Exercise details —
Pictures do not belong in the copy; quote every entry below exactly.

[Stored items]

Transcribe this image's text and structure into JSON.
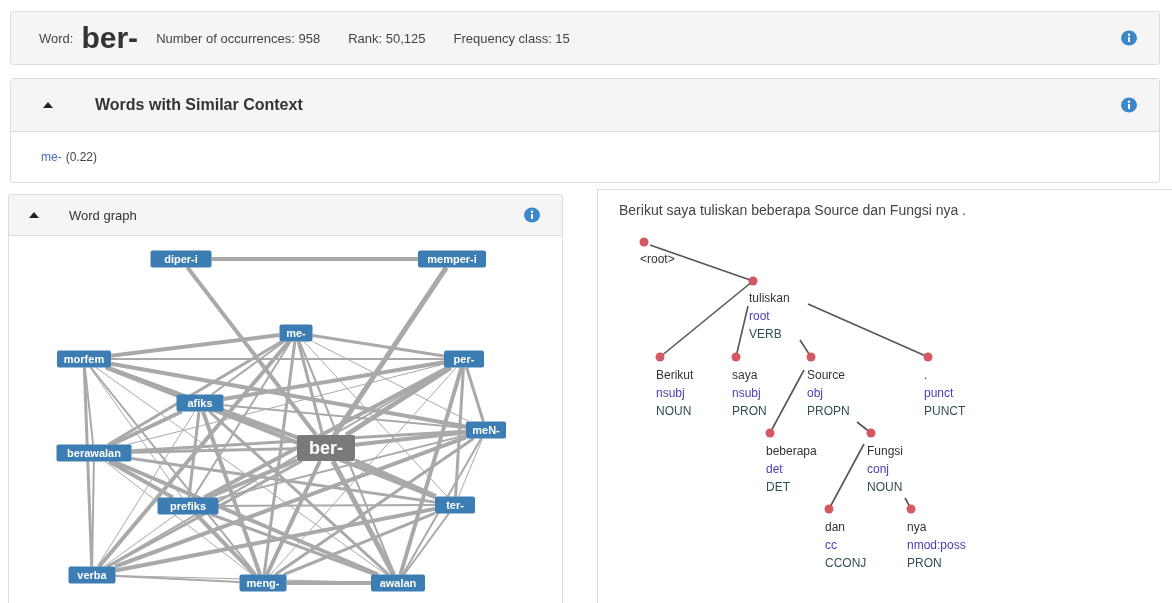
{
  "word_info": {
    "label": "Word:",
    "word": "ber-",
    "stats": [
      "Number of occurrences: 958",
      "Rank: 50,125",
      "Frequency class: 15"
    ]
  },
  "similar_context": {
    "title": "Words with Similar Context",
    "expanded": true,
    "items": [
      {
        "word": "me-",
        "score": "(0.22)"
      }
    ]
  },
  "word_graph": {
    "title": "Word graph",
    "expanded": true,
    "nodes": [
      {
        "label": "diper-i",
        "kind": "word"
      },
      {
        "label": "memper-i",
        "kind": "word"
      },
      {
        "label": "me-",
        "kind": "word"
      },
      {
        "label": "morfem",
        "kind": "word"
      },
      {
        "label": "per-",
        "kind": "word"
      },
      {
        "label": "afiks",
        "kind": "word"
      },
      {
        "label": "meN-",
        "kind": "word"
      },
      {
        "label": "ber-",
        "kind": "center"
      },
      {
        "label": "berawalan",
        "kind": "word"
      },
      {
        "label": "prefiks",
        "kind": "word"
      },
      {
        "label": "ter-",
        "kind": "word"
      },
      {
        "label": "verba",
        "kind": "word"
      },
      {
        "label": "meng-",
        "kind": "word"
      },
      {
        "label": "awalan",
        "kind": "word"
      }
    ]
  },
  "dependency_tree": {
    "sentence": "Berikut saya tuliskan beberapa Source dan Fungsi nya .",
    "root": {
      "word": "<root>",
      "children": [
        {
          "word": "tuliskan",
          "deprel": "root",
          "pos": "VERB",
          "children": [
            {
              "word": "Berikut",
              "deprel": "nsubj",
              "pos": "NOUN"
            },
            {
              "word": "saya",
              "deprel": "nsubj",
              "pos": "PRON"
            },
            {
              "word": "Source",
              "deprel": "obj",
              "pos": "PROPN",
              "children": [
                {
                  "word": "beberapa",
                  "deprel": "det",
                  "pos": "DET"
                },
                {
                  "word": "Fungsi",
                  "deprel": "conj",
                  "pos": "NOUN",
                  "children": [
                    {
                      "word": "dan",
                      "deprel": "cc",
                      "pos": "CCONJ"
                    },
                    {
                      "word": "nya",
                      "deprel": "nmod:poss",
                      "pos": "PRON"
                    }
                  ]
                }
              ]
            },
            {
              "word": ".",
              "deprel": "punct",
              "pos": "PUNCT"
            }
          ]
        }
      ]
    }
  }
}
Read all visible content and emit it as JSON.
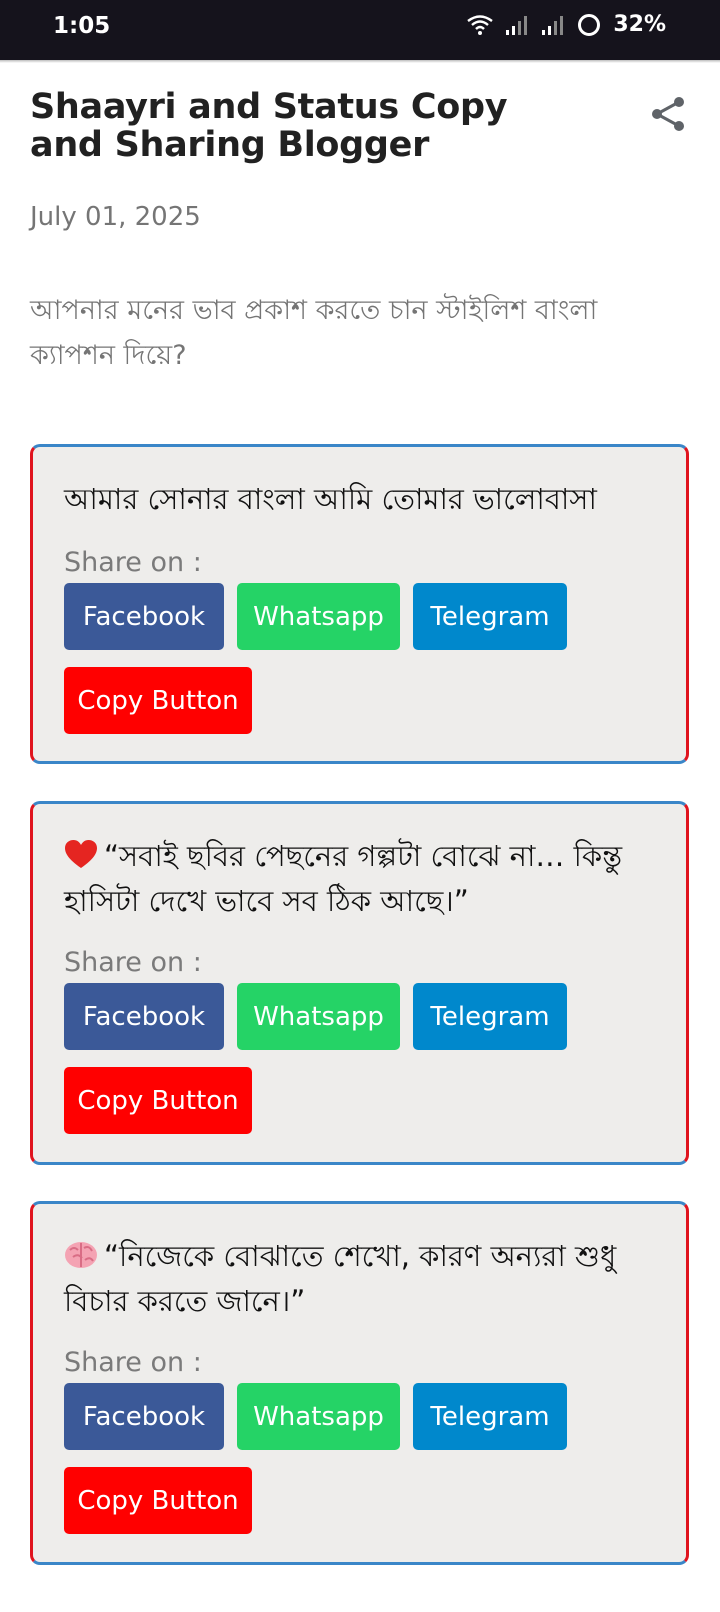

Answer box —
Transcribe this image's text and structure into JSON.
{
  "word_info": {
    "label": "Word:",
    "word": "ber-",
    "stats": [
      "Number of occurrences: 958",
      "Rank: 50,125",
      "Frequency class: 15"
    ]
  },
  "similar_context": {
    "title": "Words with Similar Context",
    "expanded": true,
    "items": [
      {
        "word": "me-",
        "score": "(0.22)"
      }
    ]
  },
  "word_graph": {
    "title": "Word graph",
    "expanded": true,
    "nodes": [
      {
        "label": "diper-i",
        "kind": "word"
      },
      {
        "label": "memper-i",
        "kind": "word"
      },
      {
        "label": "me-",
        "kind": "word"
      },
      {
        "label": "morfem",
        "kind": "word"
      },
      {
        "label": "per-",
        "kind": "word"
      },
      {
        "label": "afiks",
        "kind": "word"
      },
      {
        "label": "meN-",
        "kind": "word"
      },
      {
        "label": "ber-",
        "kind": "center"
      },
      {
        "label": "berawalan",
        "kind": "word"
      },
      {
        "label": "prefiks",
        "kind": "word"
      },
      {
        "label": "ter-",
        "kind": "word"
      },
      {
        "label": "verba",
        "kind": "word"
      },
      {
        "label": "meng-",
        "kind": "word"
      },
      {
        "label": "awalan",
        "kind": "word"
      }
    ]
  },
  "dependency_tree": {
    "sentence": "Berikut saya tuliskan beberapa Source dan Fungsi nya .",
    "root": {
      "word": "<root>",
      "children": [
        {
          "word": "tuliskan",
          "deprel": "root",
          "pos": "VERB",
          "children": [
            {
              "word": "Berikut",
              "deprel": "nsubj",
              "pos": "NOUN"
            },
            {
              "word": "saya",
              "deprel": "nsubj",
              "pos": "PRON"
            },
            {
              "word": "Source",
              "deprel": "obj",
              "pos": "PROPN",
              "children": [
                {
                  "word": "beberapa",
                  "deprel": "det",
                  "pos": "DET"
                },
                {
                  "word": "Fungsi",
                  "deprel": "conj",
                  "pos": "NOUN",
                  "children": [
                    {
                      "word": "dan",
                      "deprel": "cc",
                      "pos": "CCONJ"
                    },
                    {
                      "word": "nya",
                      "deprel": "nmod:poss",
                      "pos": "PRON"
                    }
                  ]
                }
              ]
            },
            {
              "word": ".",
              "deprel": "punct",
              "pos": "PUNCT"
            }
          ]
        }
      ]
    }
  }
}
Read all visible content and emit it as JSON.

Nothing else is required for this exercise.